A wise man (aka President Franklin D. Roosevelt) once said, “The only thing we have to fear is fear itself ,” but I beg to differ. In fact, while living in Ukraine, I’ve learned that I have many things to fear, namely, ill-fitting pants and a mangled new hairstyle. (Both of those examples will be described in further detail in another post)
Recently, I eclipsed my 6th month in Ukraine and my third month at my new site, and although my language skills are on par with a 3 year old on my good days, the one aspect of communication I’ve mastered is “How much does that cost?” In fact, I can ask this question in both Ukrainian (the language I spent three months learning) AND Russian (the language that is favored in my town, but again, that’s for another post)
The outdoor bazaar is the most popular place to buy clothes and pretty much anything else you could ever need. In my town, I’m fortunate to have three sizable bazaars and two smaller ones.
The best way to understand a Ukrainian bazaar is for you to imagine a cross between your semi-annual neighborhood garage sale (to understand size and variety) and the vendors that like to set up on street corners in America to sell “Prada” purses (to understand the way things are sold). The result is an awesome and at times, thrilling array of goods. These products can come from almost any country such as China, Germany, Russia and others.
In Kremenchuk, the main bazaar is where I buy fresh meat and visit my newly befriended babushkas (this translates to grandmother, but really just means old Ukrainian women) for delicious fruits, vegetables and homemade jams. The second large bazaar is located on the banks of the Dniper River and is THE place to buy clothes, shoes and home furnishings. The third is near my apartment and could be thought of as the lovechild of the first two bazaars because it is smaller and has a little bit of everything.
There are a few rules for bazaar shopping that I’ve learned, although apparently the learning curve is steep for me because I routinely break these unwritten bazaar-shopping laws.
- Don’t touch things unless there is a 75 percent chance that you will purchase the item. My very American tendency to absentmindedly touch clothes as I’m looking at them has forced me to run away from insistent saleswomen who keep telling me that the shirt is very beautiful and modern and perfect for me.

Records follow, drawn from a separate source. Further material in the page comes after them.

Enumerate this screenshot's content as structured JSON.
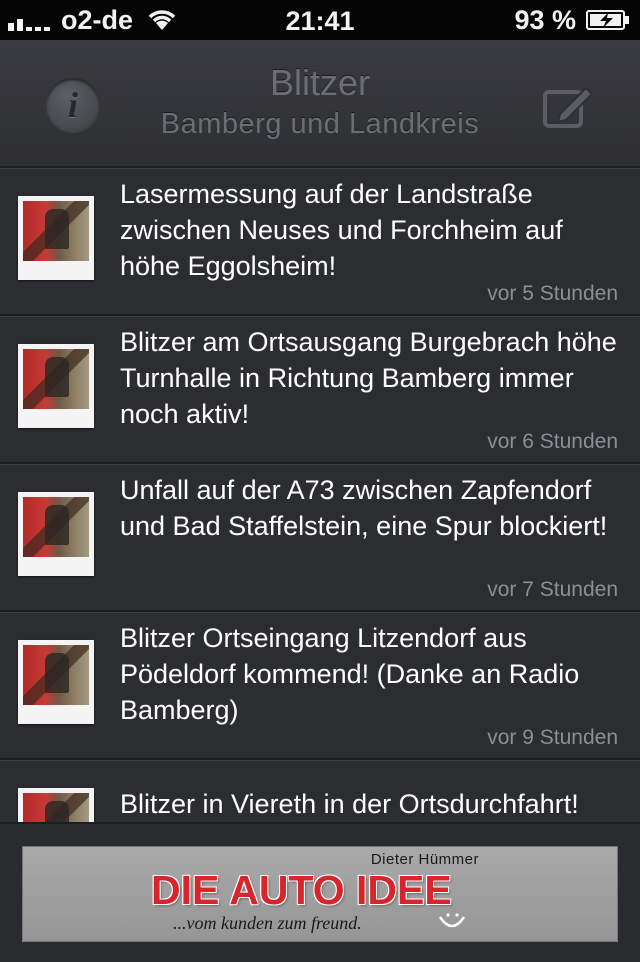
{
  "status_bar": {
    "carrier": "o2-de",
    "time": "21:41",
    "battery": "93 %"
  },
  "nav": {
    "title": "Blitzer",
    "subtitle": "Bamberg und Landkreis",
    "info_icon": "info-icon",
    "compose_icon": "compose-icon"
  },
  "items": [
    {
      "text": "Lasermessung auf der Landstraße zwischen Neuses und Forchheim auf höhe Eggolsheim!",
      "time": "vor 5 Stunden"
    },
    {
      "text": "Blitzer am Ortsausgang Burgebrach höhe Turnhalle in Richtung Bamberg immer noch aktiv!",
      "time": "vor 6 Stunden"
    },
    {
      "text": "Unfall auf der A73 zwischen Zapfendorf und Bad Staffelstein, eine Spur blockiert!",
      "time": "vor 7 Stunden"
    },
    {
      "text": "Blitzer Ortseingang Litzendorf aus Pödeldorf kommend! (Danke an Radio Bamberg)",
      "time": "vor 9 Stunden"
    },
    {
      "text": "Blitzer in Viereth in der Ortsdurchfahrt!",
      "time": ""
    }
  ],
  "ad": {
    "owner": "Dieter Hümmer",
    "brand": "DIE AUTO IDEE",
    "slogan": "...vom kunden zum freund."
  },
  "colors": {
    "background": "#2c2d31",
    "brand_red": "#d8242b",
    "timestamp": "#8d8e93"
  }
}
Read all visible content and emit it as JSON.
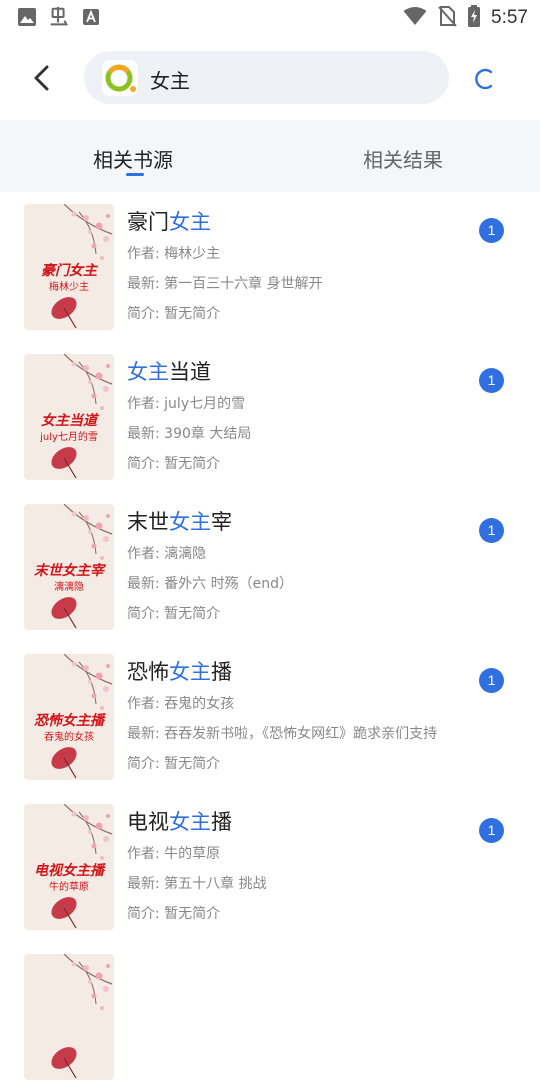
{
  "status_bar": {
    "time": "5:57",
    "left_icons": [
      "image-icon",
      "app-glyph-icon",
      "a-box-icon"
    ],
    "right_icons": [
      "wifi-icon",
      "no-sim-icon",
      "battery-charging-icon"
    ]
  },
  "search": {
    "value": "女主"
  },
  "tabs": [
    {
      "label": "相关书源",
      "active": true
    },
    {
      "label": "相关结果",
      "active": false
    }
  ],
  "colors": {
    "accent": "#2f6fe0",
    "cover_text": "#d4151b",
    "badge": "#2f6fe0"
  },
  "results": [
    {
      "cover_title": "豪门女主",
      "cover_author": "梅林少主",
      "title_parts": [
        "豪门",
        "女主",
        ""
      ],
      "author": "作者: 梅林少主",
      "latest": "最新: 第一百三十六章 身世解开",
      "intro": "简介: 暂无简介",
      "count": "1"
    },
    {
      "cover_title": "女主当道",
      "cover_author": "july七月的雪",
      "title_parts": [
        "",
        "女主",
        "当道"
      ],
      "author": "作者: july七月的雪",
      "latest": "最新: 390章 大结局",
      "intro": "简介: 暂无简介",
      "count": "1"
    },
    {
      "cover_title": "末世女主宰",
      "cover_author": "漓漓隐",
      "title_parts": [
        "末世",
        "女主",
        "宰"
      ],
      "author": "作者: 漓漓隐",
      "latest": "最新: 番外六 时殇（end）",
      "intro": "简介: 暂无简介",
      "count": "1"
    },
    {
      "cover_title": "恐怖女主播",
      "cover_author": "吞鬼的女孩",
      "title_parts": [
        "恐怖",
        "女主",
        "播"
      ],
      "author": "作者: 吞鬼的女孩",
      "latest": "最新: 吞吞发新书啦，《恐怖女网红》跪求亲们支持",
      "intro": "简介: 暂无简介",
      "count": "1"
    },
    {
      "cover_title": "电视女主播",
      "cover_author": "牛的草原",
      "title_parts": [
        "电视",
        "女主",
        "播"
      ],
      "author": "作者: 牛的草原",
      "latest": "最新: 第五十八章 挑战",
      "intro": "简介: 暂无简介",
      "count": "1"
    }
  ]
}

- Don’t ask to look at something if there is not a 95 percent chance that you will buy it. I was looking to buy a pitcher and asked, “May I look at this one?” The saleswoman interpreted that as, “I want to buy this” and demanded my money. Fortunately, I did want to buy that pitcher, but I’m not sure how I would have wriggled out of that one if I hadn’t.
- You can haggle prices, and in fact, they expect you to do this on some larger-ticket items. I accidentally negotiated the price for a pair of work pants. It happened because I hesitated after the saleswoman told me the price. Now, I only paused because numbers continue to be one of my biggest language problems, but the saleswoman assumed I was pausing because I was unhappy with the price. So about 5 minutes later, I had hesitated enough times that she had knocked 10 percent off the original price. A point for the foreigner, please.
- Make friends with the babas (the shortened version of babushka). I can’t imagine my Saturday morning bazaar trips without my friend, Valya. I always stop at her stall to buy tasty homemade jam and ikra (a delightful Ukrainian tomato-based sauce I use to sauté vegetables). We’ll chat about the weather and how we are feeling. She does her best to remember to speak Ukrainian to me, and I do my best just to speak. This is one of those instances when my big Midwestern smile gets a workout. Ukrainians often tell me to buy things only from people that I know and trust. I’ve long since stopped trying to explain that if I followed that rule, I would starve because I don’t actually know anyone here. But now that I’ve made some babushka friends, I start to understand their warning. When Valya is not at the bazaar and I’m forced to buy from another person, I just don’t feel the same level of comfort as I do when I buy from the people (correction – person) I know.